_WORK TO COMPLETE:_ Where does the word "Drum" show up in the records? Copy every line that has it.

= Beginning of Section =

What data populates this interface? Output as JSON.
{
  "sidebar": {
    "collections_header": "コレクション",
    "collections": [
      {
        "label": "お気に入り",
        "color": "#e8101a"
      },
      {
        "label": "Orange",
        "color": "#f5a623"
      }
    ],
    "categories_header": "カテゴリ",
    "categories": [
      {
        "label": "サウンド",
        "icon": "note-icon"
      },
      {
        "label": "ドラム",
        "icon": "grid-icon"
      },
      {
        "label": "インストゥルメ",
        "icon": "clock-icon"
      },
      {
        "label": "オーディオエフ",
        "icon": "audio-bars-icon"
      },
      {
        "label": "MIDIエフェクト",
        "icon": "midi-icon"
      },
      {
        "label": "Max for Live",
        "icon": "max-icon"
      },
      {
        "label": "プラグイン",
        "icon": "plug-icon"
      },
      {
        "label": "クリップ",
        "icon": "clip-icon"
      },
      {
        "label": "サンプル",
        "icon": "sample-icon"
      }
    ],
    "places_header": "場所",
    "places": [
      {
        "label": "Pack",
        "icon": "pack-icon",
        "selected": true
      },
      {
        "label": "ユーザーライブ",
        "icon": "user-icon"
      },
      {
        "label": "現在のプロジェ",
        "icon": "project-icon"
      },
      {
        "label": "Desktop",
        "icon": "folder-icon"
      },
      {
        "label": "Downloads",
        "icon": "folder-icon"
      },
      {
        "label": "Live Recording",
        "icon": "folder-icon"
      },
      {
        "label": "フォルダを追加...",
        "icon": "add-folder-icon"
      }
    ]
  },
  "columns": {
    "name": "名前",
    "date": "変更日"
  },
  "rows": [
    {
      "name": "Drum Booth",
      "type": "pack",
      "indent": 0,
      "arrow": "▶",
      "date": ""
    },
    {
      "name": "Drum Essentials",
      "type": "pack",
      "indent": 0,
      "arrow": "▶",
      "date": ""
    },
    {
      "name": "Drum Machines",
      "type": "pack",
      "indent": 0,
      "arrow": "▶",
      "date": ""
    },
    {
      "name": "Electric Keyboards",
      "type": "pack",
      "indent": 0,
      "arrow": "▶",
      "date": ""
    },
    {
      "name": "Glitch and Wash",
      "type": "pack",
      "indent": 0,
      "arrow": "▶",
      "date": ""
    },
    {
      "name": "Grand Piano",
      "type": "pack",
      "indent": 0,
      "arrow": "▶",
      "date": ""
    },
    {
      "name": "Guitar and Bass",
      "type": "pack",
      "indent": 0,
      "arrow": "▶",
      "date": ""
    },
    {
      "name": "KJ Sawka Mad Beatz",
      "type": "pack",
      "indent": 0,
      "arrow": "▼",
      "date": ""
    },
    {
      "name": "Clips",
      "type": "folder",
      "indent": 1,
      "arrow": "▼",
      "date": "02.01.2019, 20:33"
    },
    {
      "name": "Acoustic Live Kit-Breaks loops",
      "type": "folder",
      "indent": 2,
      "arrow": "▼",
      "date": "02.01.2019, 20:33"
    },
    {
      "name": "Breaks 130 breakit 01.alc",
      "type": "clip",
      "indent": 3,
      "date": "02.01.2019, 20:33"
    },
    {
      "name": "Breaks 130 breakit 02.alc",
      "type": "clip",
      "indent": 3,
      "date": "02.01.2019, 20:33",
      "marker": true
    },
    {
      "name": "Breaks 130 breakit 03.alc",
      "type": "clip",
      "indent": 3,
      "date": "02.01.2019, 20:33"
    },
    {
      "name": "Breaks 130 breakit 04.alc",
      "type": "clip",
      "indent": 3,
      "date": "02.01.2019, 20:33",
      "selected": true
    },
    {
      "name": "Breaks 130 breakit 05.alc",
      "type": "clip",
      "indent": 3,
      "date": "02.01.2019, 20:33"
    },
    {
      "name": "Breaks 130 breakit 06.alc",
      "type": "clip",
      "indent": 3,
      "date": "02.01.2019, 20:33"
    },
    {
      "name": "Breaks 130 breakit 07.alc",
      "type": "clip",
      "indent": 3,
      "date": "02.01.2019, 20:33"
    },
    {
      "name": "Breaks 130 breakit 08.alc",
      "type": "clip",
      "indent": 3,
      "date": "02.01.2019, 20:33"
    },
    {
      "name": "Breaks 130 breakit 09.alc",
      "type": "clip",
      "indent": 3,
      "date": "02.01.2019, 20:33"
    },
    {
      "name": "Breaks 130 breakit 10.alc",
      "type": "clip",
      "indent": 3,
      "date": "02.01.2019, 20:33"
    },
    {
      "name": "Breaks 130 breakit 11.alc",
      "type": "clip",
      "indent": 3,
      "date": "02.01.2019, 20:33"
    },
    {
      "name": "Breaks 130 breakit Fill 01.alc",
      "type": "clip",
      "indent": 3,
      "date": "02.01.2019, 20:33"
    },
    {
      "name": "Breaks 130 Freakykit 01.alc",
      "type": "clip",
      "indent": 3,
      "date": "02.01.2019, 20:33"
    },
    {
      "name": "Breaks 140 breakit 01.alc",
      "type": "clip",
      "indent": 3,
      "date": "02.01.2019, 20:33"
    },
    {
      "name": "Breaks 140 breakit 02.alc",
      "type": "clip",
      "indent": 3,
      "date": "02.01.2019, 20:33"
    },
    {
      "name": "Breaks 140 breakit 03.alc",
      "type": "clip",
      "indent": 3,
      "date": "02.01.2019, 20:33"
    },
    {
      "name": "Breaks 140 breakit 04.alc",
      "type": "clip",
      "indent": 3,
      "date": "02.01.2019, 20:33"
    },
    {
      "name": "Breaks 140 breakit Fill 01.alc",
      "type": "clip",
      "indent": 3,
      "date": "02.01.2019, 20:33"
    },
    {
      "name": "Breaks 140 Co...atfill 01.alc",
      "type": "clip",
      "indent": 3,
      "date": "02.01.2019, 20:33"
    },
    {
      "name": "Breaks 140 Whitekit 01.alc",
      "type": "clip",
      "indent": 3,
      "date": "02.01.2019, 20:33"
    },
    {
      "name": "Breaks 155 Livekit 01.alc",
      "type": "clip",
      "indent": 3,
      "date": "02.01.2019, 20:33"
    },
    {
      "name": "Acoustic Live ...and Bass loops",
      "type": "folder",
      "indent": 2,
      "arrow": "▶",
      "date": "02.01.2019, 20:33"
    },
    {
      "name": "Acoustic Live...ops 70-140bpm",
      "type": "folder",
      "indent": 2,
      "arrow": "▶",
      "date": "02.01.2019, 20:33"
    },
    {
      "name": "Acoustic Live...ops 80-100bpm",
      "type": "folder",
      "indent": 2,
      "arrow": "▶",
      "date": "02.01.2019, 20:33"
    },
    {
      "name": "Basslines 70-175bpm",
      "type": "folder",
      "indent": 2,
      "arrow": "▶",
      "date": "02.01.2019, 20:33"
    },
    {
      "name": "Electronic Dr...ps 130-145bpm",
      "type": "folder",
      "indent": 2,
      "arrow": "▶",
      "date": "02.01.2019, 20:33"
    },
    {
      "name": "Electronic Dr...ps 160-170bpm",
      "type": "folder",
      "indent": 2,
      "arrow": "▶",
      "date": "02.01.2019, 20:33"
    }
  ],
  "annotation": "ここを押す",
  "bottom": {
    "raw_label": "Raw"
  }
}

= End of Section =

_THE ANSWER:_
      "name": "Drum Booth",
      "name": "Drum Essentials",
      "name": "Drum Machines",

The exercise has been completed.